Ring-necked Parakeet (photo: Fraser Simpson).
News that Defra has commissioned a study into one of our gaudiest non-native avian species, the Ring-necked Parakeet, has prompted concerns in some quarters that another introduced species could be next in the firing line for control measures at some point in the future.
Ring-necked Parakeets are native to the Oriental and northern Afrotropical regions and are perhaps a surprising part of our avifauna. However, their association with suburban parks and gardens ensures that they have few natural predators. Taking readily to garden bird tables, their numbers have grown rapidly in their adopted environment in recent years.
They were added to the BOU British List on the basis of a self-sustaining breeding population in 1983 and have gone from strength to strength since. The British population (based on roost counts) was put at 4,300 at the turn of the Millennium and by the winter of 2001/02 it had increased to 5,900 birds. It seems likely that the British population is now somewhat larger than this and the spread of this exotic parrot seems inescapable.

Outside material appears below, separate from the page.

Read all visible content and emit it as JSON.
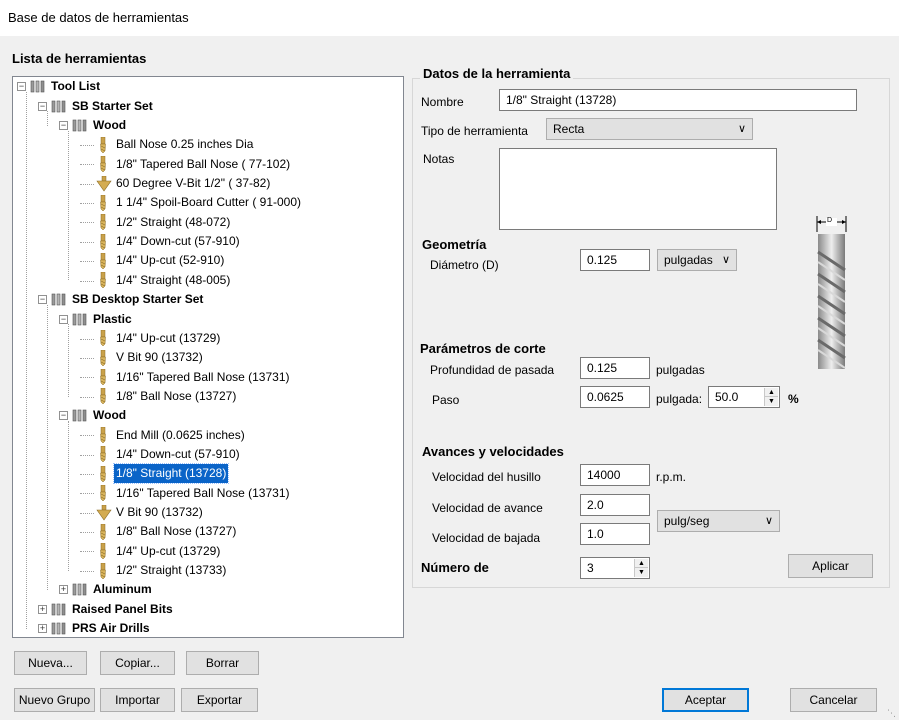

Their history as a British bird goes back a long way and early reports that free-flying birds were breeding in the wild came from Norfolk as long ago as 1855. This was followed by breeding in Essex in 1930 and then Kent in 1969. The population increase since then has been dramatic. By the early 1980s around 1,000 birds were distributed across 36 10km squares in England and by 1988-91 birds were present in 63 10km squares.
So, should they be embraced as part of our countryside or not? There are worries that they will out-compete native hole-dependent species such as Jackdaws, Stock Doves and woodpeckers. Their fondness for fruit will also put them in conflict with fruit-growers and gardeners. Both the RSPB and Defra have commented that a cull would be a "last resort". Once again this raises the complex question of what should be done with non-native species that are now resident in Britain. Are Ring-necked Parakeets, and other parrots that may establish self-sustaining populations (such as Monk Parakeet, Alexandrine Parakeet and Blue-crowned Parakeet - all of which have bred in recent years), to be welcomed as part of the varied British avifauna or considered a 'threat' to our native birds ?

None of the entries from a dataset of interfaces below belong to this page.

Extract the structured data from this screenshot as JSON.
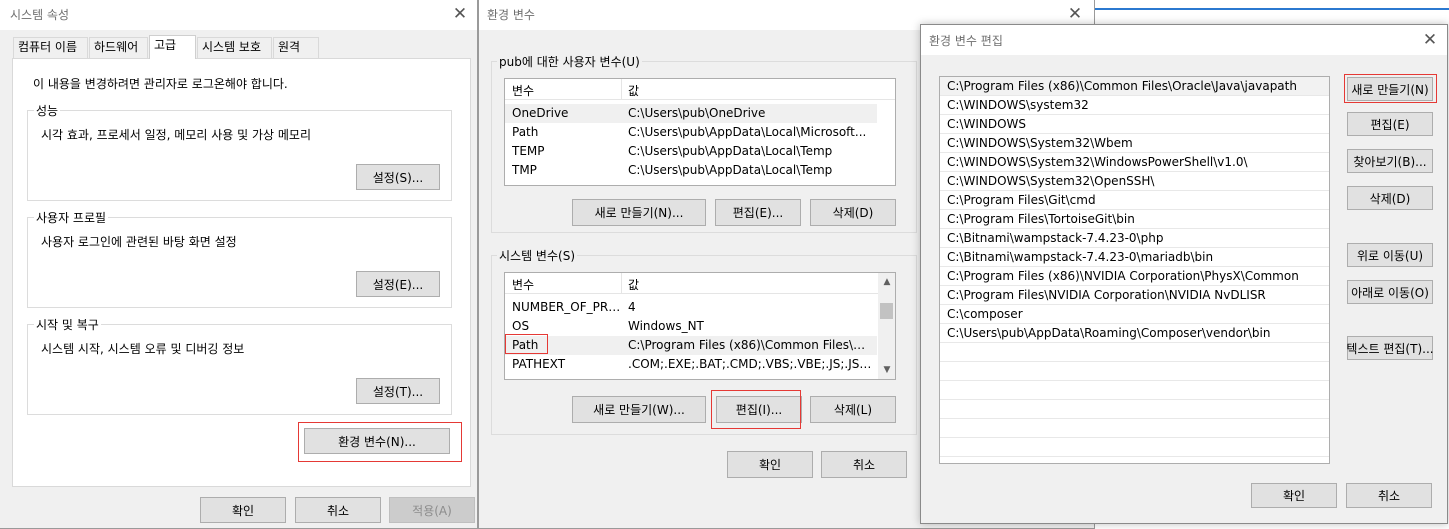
{
  "sys_props": {
    "title": "시스템 속성",
    "close": "✕",
    "tabs": [
      "컴퓨터 이름",
      "하드웨어",
      "고급",
      "시스템 보호",
      "원격"
    ],
    "admin_note": "이 내용을 변경하려면 관리자로 로그온해야 합니다.",
    "performance": {
      "label": "성능",
      "desc": "시각 효과, 프로세서 일정, 메모리 사용 및 가상 메모리",
      "button": "설정(S)..."
    },
    "user_profile": {
      "label": "사용자 프로필",
      "desc": "사용자 로그인에 관련된 바탕 화면 설정",
      "button": "설정(E)..."
    },
    "startup": {
      "label": "시작 및 복구",
      "desc": "시스템 시작, 시스템 오류 및 디버깅 정보",
      "button": "설정(T)..."
    },
    "env_button": "환경 변수(N)...",
    "ok": "확인",
    "cancel": "취소",
    "apply": "적용(A)"
  },
  "env_vars": {
    "title": "환경 변수",
    "close": "✕",
    "user_group_label": "pub에 대한 사용자 변수(U)",
    "col_var": "변수",
    "col_val": "값",
    "user_vars": [
      {
        "name": "OneDrive",
        "value": "C:\\Users\\pub\\OneDrive"
      },
      {
        "name": "Path",
        "value": "C:\\Users\\pub\\AppData\\Local\\Microsoft..."
      },
      {
        "name": "TEMP",
        "value": "C:\\Users\\pub\\AppData\\Local\\Temp"
      },
      {
        "name": "TMP",
        "value": "C:\\Users\\pub\\AppData\\Local\\Temp"
      }
    ],
    "user_new": "새로 만들기(N)...",
    "user_edit": "편집(E)...",
    "user_delete": "삭제(D)",
    "sys_group_label": "시스템 변수(S)",
    "sys_vars": [
      {
        "name": "NUMBER_OF_PRO...",
        "value": "4"
      },
      {
        "name": "OS",
        "value": "Windows_NT"
      },
      {
        "name": "Path",
        "value": "C:\\Program Files (x86)\\Common Files\\Or..."
      },
      {
        "name": "PATHEXT",
        "value": ".COM;.EXE;.BAT;.CMD;.VBS;.VBE;.JS;.JSE;.W..."
      }
    ],
    "sys_new": "새로 만들기(W)...",
    "sys_edit": "편집(I)...",
    "sys_delete": "삭제(L)",
    "ok": "확인",
    "cancel": "취소"
  },
  "edit_env": {
    "title": "환경 변수 편집",
    "close": "✕",
    "paths": [
      "C:\\Program Files (x86)\\Common Files\\Oracle\\Java\\javapath",
      "C:\\WINDOWS\\system32",
      "C:\\WINDOWS",
      "C:\\WINDOWS\\System32\\Wbem",
      "C:\\WINDOWS\\System32\\WindowsPowerShell\\v1.0\\",
      "C:\\WINDOWS\\System32\\OpenSSH\\",
      "C:\\Program Files\\Git\\cmd",
      "C:\\Program Files\\TortoiseGit\\bin",
      "C:\\Bitnami\\wampstack-7.4.23-0\\php",
      "C:\\Bitnami\\wampstack-7.4.23-0\\mariadb\\bin",
      "C:\\Program Files (x86)\\NVIDIA Corporation\\PhysX\\Common",
      "C:\\Program Files\\NVIDIA Corporation\\NVIDIA NvDLISR",
      "C:\\composer",
      "C:\\Users\\pub\\AppData\\Roaming\\Composer\\vendor\\bin"
    ],
    "new": "새로 만들기(N)",
    "edit": "편집(E)",
    "browse": "찾아보기(B)...",
    "delete": "삭제(D)",
    "move_up": "위로 이동(U)",
    "move_down": "아래로 이동(O)",
    "edit_text": "텍스트 편집(T)...",
    "ok": "확인",
    "cancel": "취소"
  },
  "colors": {
    "highlight": "#e53935",
    "accent": "#0078d7"
  }
}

Ring-necked Parakeet: Should 'alien' species be embraced as part of our wildlife? (photo: Tristan Bantock).
Butler, C. 2006. Breeding parrots in Britain. British Birds 95:345-348.

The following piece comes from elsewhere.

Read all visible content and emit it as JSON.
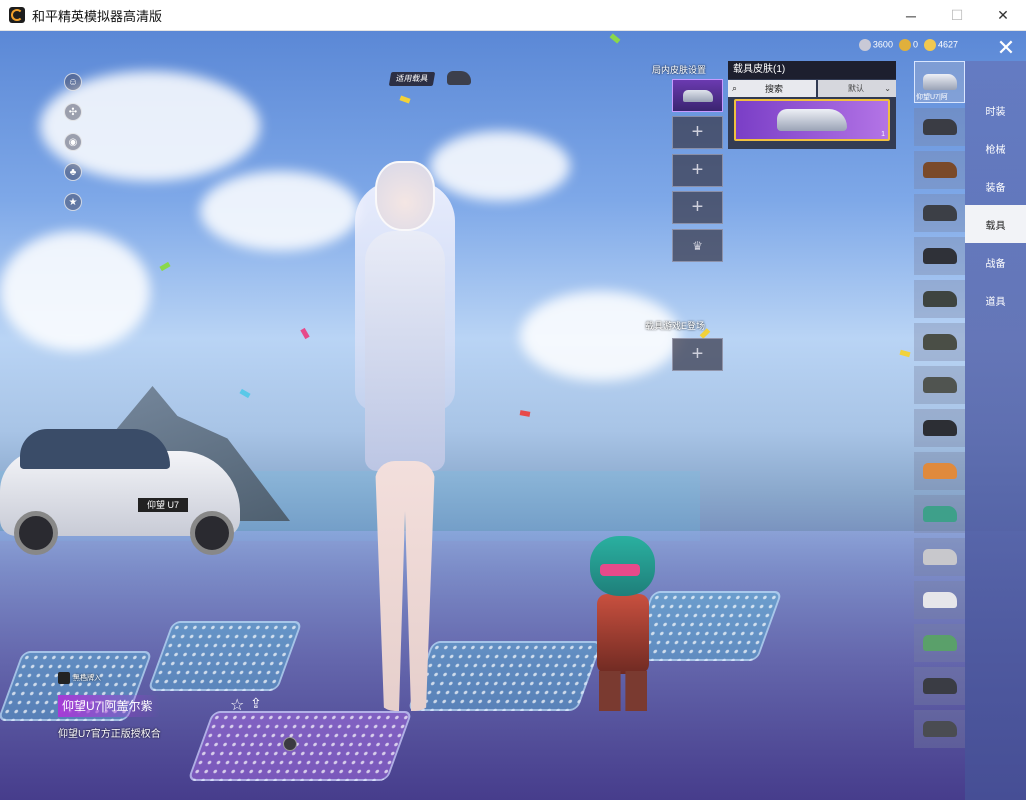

Baker, H et al. 2006. Population estimates of birds in Great Britain and the United Kingdom. British Birds 99:25-44.